(Dataset rows for apps and sites)
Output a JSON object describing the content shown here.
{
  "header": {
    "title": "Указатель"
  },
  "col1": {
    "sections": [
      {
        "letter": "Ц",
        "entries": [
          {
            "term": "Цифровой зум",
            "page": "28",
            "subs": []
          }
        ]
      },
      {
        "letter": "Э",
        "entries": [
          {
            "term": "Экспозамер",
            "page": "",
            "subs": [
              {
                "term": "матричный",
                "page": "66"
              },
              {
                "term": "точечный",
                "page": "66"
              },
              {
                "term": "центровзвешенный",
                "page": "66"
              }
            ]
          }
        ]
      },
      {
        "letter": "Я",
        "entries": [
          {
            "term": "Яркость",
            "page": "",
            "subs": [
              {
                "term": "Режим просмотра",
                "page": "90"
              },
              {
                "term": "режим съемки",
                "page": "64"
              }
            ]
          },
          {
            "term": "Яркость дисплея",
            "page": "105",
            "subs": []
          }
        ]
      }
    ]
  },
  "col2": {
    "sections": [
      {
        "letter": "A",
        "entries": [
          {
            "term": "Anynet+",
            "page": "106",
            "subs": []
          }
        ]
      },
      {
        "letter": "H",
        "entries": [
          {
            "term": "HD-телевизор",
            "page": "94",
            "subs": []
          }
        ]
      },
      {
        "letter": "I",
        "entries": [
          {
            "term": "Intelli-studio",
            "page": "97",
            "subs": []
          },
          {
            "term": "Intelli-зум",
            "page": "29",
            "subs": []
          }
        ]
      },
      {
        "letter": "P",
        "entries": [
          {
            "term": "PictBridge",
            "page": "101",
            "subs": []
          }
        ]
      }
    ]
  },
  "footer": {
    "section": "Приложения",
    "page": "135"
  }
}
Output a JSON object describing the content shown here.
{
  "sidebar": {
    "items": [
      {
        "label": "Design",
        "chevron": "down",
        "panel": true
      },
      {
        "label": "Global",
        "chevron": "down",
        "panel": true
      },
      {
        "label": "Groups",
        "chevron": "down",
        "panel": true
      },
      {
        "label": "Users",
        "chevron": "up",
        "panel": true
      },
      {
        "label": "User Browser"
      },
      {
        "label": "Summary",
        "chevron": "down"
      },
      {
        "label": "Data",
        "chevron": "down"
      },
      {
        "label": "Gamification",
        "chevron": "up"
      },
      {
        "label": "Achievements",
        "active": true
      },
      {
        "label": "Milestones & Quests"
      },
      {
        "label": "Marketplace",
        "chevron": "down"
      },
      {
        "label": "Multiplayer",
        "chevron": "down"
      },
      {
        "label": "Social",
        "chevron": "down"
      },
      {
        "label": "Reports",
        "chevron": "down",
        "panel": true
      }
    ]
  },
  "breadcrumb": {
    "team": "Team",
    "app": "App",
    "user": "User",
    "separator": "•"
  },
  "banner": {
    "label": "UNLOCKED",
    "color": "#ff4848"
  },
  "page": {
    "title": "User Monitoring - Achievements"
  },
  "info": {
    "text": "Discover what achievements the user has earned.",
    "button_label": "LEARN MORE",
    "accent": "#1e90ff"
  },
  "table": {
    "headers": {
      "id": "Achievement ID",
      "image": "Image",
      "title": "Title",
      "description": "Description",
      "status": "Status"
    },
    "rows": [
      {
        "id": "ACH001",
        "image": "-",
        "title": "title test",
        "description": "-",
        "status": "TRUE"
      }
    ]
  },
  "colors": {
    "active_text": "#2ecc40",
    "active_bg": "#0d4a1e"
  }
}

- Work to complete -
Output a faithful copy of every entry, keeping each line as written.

- Answer to this problem -
Output a JSON object describing the content shown here.
{
  "header": {
    "title": "Указатель"
  },
  "col1": {
    "sections": [
      {
        "letter": "Ц",
        "entries": [
          {
            "term": "Цифровой зум",
            "page": "28",
            "subs": []
          }
        ]
      },
      {
        "letter": "Э",
        "entries": [
          {
            "term": "Экспозамер",
            "page": "",
            "subs": [
              {
                "term": "матричный",
                "page": "66"
              },
              {
                "term": "точечный",
                "page": "66"
              },
              {
                "term": "центровзвешенный",
                "page": "66"
              }
            ]
          }
        ]
      },
      {
        "letter": "Я",
        "entries": [
          {
            "term": "Яркость",
            "page": "",
            "subs": [
              {
                "term": "Режим просмотра",
                "page": "90"
              },
              {
                "term": "режим съемки",
                "page": "64"
              }
            ]
          },
          {
            "term": "Яркость дисплея",
            "page": "105",
            "subs": []
          }
        ]
      }
    ]
  },
  "col2": {
    "sections": [
      {
        "letter": "A",
        "entries": [
          {
            "term": "Anynet+",
            "page": "106",
            "subs": []
          }
        ]
      },
      {
        "letter": "H",
        "entries": [
          {
            "term": "HD-телевизор",
            "page": "94",
            "subs": []
          }
        ]
      },
      {
        "letter": "I",
        "entries": [
          {
            "term": "Intelli-studio",
            "page": "97",
            "subs": []
          },
          {
            "term": "Intelli-зум",
            "page": "29",
            "subs": []
          }
        ]
      },
      {
        "letter": "P",
        "entries": [
          {
            "term": "PictBridge",
            "page": "101",
            "subs": []
          }
        ]
      }
    ]
  },
  "footer": {
    "section": "Приложения",
    "page": "135"
  }
}
Output a JSON object describing the content shown here.
{
  "sidebar": {
    "items": [
      {
        "label": "Design",
        "chevron": "down",
        "panel": true
      },
      {
        "label": "Global",
        "chevron": "down",
        "panel": true
      },
      {
        "label": "Groups",
        "chevron": "down",
        "panel": true
      },
      {
        "label": "Users",
        "chevron": "up",
        "panel": true
      },
      {
        "label": "User Browser"
      },
      {
        "label": "Summary",
        "chevron": "down"
      },
      {
        "label": "Data",
        "chevron": "down"
      },
      {
        "label": "Gamification",
        "chevron": "up"
      },
      {
        "label": "Achievements",
        "active": true
      },
      {
        "label": "Milestones & Quests"
      },
      {
        "label": "Marketplace",
        "chevron": "down"
      },
      {
        "label": "Multiplayer",
        "chevron": "down"
      },
      {
        "label": "Social",
        "chevron": "down"
      },
      {
        "label": "Reports",
        "chevron": "down",
        "panel": true
      }
    ]
  },
  "breadcrumb": {
    "team": "Team",
    "app": "App",
    "user": "User",
    "separator": "•"
  },
  "banner": {
    "label": "UNLOCKED",
    "color": "#ff4848"
  },
  "page": {
    "title": "User Monitoring - Achievements"
  },
  "info": {
    "text": "Discover what achievements the user has earned.",
    "button_label": "LEARN MORE",
    "accent": "#1e90ff"
  },
  "table": {
    "headers": {
      "id": "Achievement ID",
      "image": "Image",
      "title": "Title",
      "description": "Description",
      "status": "Status"
    },
    "rows": [
      {
        "id": "ACH001",
        "image": "-",
        "title": "title test",
        "description": "-",
        "status": "TRUE"
      }
    ]
  },
  "colors": {
    "active_text": "#2ecc40",
    "active_bg": "#0d4a1e"
  }
}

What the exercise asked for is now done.